A business-as-usual approach to climate change will be "disastrous" for Asia, undoing much of the phenomenal economic growth that has helped it make vast inroads against poverty, the Asian Development Bank said in a report released Friday.
A continued reliance on fossil fuels will see the world's most populous region face prolonged heat waves, rising sea levels, and changing rainfall patterns that will disrupt the ecosystem, damage livelihoods and possibly even cause wars, it said.
"Unabated climate change threatens to undo many of the development advancements of the last decades, not least by incurring high economic losses," the report from the Manila-based bank said.
By the end of the century, parts of the continent could see mean temperatures shoot up to eight degrees Celsius above pre-industrial levels, as the global mean temperature rises by half that, it added.
"A business-as-usual scenario will lead to disastrous climate impacts for the people of Asia and the Pacific, especially for poor and vulnerable populations," it said.
But it said the region could avert disaster by shifting to renewable energy sources.

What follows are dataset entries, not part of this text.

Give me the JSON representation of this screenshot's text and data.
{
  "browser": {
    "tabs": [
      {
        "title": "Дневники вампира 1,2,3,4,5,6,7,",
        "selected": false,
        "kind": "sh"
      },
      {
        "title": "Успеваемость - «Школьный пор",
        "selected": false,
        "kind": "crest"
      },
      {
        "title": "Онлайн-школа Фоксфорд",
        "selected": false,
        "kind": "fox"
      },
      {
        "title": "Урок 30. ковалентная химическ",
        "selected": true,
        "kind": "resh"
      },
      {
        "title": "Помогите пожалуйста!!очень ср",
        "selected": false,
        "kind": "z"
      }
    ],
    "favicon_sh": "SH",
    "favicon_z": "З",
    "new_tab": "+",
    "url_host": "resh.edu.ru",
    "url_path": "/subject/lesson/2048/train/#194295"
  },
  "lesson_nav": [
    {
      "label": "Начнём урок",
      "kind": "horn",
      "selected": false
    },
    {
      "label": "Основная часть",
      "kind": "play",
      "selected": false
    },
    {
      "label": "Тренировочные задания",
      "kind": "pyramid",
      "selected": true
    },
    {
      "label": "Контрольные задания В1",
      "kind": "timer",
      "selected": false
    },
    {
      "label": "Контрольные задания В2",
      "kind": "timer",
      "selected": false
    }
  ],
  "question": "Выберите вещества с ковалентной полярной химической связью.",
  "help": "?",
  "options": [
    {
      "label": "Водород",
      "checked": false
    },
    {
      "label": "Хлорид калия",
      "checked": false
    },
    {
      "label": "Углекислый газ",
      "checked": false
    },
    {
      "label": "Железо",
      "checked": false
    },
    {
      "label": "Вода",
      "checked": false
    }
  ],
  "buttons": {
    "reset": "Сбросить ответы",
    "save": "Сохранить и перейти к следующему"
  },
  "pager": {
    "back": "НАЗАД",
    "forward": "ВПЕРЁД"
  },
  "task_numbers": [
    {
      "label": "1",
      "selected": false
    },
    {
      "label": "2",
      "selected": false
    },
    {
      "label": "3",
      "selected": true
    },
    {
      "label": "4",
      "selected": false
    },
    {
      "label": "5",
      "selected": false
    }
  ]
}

The 2015 Paris climate accord commits nations to keep global temperatures well below 2.0 degrees Celsius (3.6 Fahrenheit) above pre-industrial times.
While a 2 degrees Celsius rise will be difficult to manage, "one can assume that a 4 degrees Celsius increase would lead to humanitarian disasters in many nations and result in unmanageable migration flows or locked-in populations", the report said.
Asia as a whole would see sea levels rise by 1.4 metres (4.6 feet) within this century, nearly twice the projected increase under the Paris deal, and face more destructive cyclones, it said.
In this scenario, the report said the region's coral reef systems would collapse from mass bleaching, with severe consequences for fisheries and tourism.
Melting Asian glaciers would cause both floods and water shortages, disrupting agriculture, and increase dependence on rainfall to meet water needs.
The impact of such changes on access to energy and natural resources were all potential powderkegs for conflict, it said.
The study projects additional heat-related deaths of nearly 52,000 elderly people across the region annually by the 2050s, nearly 8,000 extra diarrhoeal deaths in South Asia, and some 10,000 more malaria and dengue deaths in Asia.
Asia's global economic links mean that extreme climate events could disrupt supply chains not only in the region but also in the rest of the world, it warned.
Despite stunning economic growth that saw Asian per capita incomes rise 10-fold in the past 25 years, it remains home to the majority of the world's poor, the ADB said.
This, along with the fact that a large share of its population inhabit low-lying coastlines, has made the world's largest continent "particularly vulnerable" to climate change.
Myanmar, the Philippines, Bangladesh, Vietnam, Pakistan, and Thailand are among the world's top 10 countries most affected by extreme weather events, it said.
The ADB vowed in 2015 to double its climate finance mitigation investments to $6 billion by 2020, including $2 billion to help countries shift to renewable energy.